Method: A hundred-twenty human single-rooted teeth were contaminated with E. coli, E. faecalis and C.albicans for 28 days. The specimens were randomly divided into 5 groups (n=24) according to irrigant used in the instrumentation: G1) 12% propolis glycolic extract; G2) 20% Salvia officinalis glycolic extract; G3) 20% Arctium lappa glycolic extract, G4) 2% chlorhexidine; G5) pyrogen-free physiologic solution (control). Each group (n=24) was subdivided into 2 (n=12) according to intracanal medicaments: A) burdock with Ca(OH)2; B) Ca(OH)2 with physiologic solution. The root canal collections were performed after 28 days of contamination, after instrumentation, after 14 days of intracanal medicament and 7 days after medicament removal. The microbiological samples were plated in culture media and incubated (37ºC) for 48 hours. Limulus amebocyte lysate assay was used to quantify endotoxins. The results were submitted to ANOVA and Tukey’s test (5%).
Result: The groups G1 (propolis) and G4 (chlorhexidine) promoted elimination of E. faecalis, C. albicans and E. coli after instrumentation, being statistically different from G2 and G5 (control) (p<0.05). The group G3 (burdock) eliminated only C. albicans and E. coli. The group G2 (Salvia officinalis) promoted reduction, but not elimination, of microorganisms compare to control (p<0.05). All groups showed high levels of endotoxin after instrumentation (p>0.05), however, there was significant reduction of endotoxin after intracanal medications (subgroups A and B, p>0.05).
Conclusion: The propolis extract was the most effective against E. faecalis, C. albicans and E. coli and only the intracanal medications were able to neutralize endotoxins in root canals.

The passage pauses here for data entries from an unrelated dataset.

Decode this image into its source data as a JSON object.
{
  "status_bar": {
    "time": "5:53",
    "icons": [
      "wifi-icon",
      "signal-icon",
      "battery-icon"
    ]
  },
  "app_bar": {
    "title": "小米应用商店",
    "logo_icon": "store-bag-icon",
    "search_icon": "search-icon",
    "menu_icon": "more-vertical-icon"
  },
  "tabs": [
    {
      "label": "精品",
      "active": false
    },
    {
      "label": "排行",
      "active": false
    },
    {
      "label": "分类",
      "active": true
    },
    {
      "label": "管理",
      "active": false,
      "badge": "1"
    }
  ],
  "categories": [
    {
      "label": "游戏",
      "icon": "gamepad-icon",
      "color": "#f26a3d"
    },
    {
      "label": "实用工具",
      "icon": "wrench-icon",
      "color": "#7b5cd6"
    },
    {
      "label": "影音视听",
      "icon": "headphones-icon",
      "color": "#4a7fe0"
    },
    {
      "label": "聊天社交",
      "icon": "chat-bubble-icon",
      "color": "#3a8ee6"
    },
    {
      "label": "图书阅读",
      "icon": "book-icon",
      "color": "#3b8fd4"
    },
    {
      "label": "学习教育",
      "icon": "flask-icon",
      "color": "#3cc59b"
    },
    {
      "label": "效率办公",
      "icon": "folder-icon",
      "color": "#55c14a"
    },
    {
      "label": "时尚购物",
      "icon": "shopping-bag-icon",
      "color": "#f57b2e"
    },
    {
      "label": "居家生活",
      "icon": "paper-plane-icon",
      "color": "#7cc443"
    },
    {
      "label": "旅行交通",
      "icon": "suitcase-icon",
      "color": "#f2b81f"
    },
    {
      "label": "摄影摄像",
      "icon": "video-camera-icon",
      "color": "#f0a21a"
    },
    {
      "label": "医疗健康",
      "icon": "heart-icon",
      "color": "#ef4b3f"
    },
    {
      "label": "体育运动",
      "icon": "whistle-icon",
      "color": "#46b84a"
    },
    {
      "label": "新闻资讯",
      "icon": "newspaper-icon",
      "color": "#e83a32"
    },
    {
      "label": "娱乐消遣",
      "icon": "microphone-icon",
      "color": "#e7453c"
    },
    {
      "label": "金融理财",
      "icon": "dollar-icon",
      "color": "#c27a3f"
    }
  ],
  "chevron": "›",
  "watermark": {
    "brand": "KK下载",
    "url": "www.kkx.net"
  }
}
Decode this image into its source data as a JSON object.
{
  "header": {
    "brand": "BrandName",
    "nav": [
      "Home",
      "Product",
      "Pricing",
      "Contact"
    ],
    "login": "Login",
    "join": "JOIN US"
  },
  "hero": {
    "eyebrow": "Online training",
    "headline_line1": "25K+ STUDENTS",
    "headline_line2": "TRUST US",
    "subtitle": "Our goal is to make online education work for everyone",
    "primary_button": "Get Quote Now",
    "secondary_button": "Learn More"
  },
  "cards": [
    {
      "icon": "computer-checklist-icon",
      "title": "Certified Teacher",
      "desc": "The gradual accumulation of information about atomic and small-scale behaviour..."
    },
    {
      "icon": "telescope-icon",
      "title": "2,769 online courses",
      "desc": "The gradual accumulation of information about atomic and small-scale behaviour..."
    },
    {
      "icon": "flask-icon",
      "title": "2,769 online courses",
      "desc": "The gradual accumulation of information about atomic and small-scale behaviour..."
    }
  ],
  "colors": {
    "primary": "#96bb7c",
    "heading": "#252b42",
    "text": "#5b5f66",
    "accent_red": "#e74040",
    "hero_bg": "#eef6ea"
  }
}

Keywords: Antimicrobials, Endodontics, Infection, Microbiology and Teeth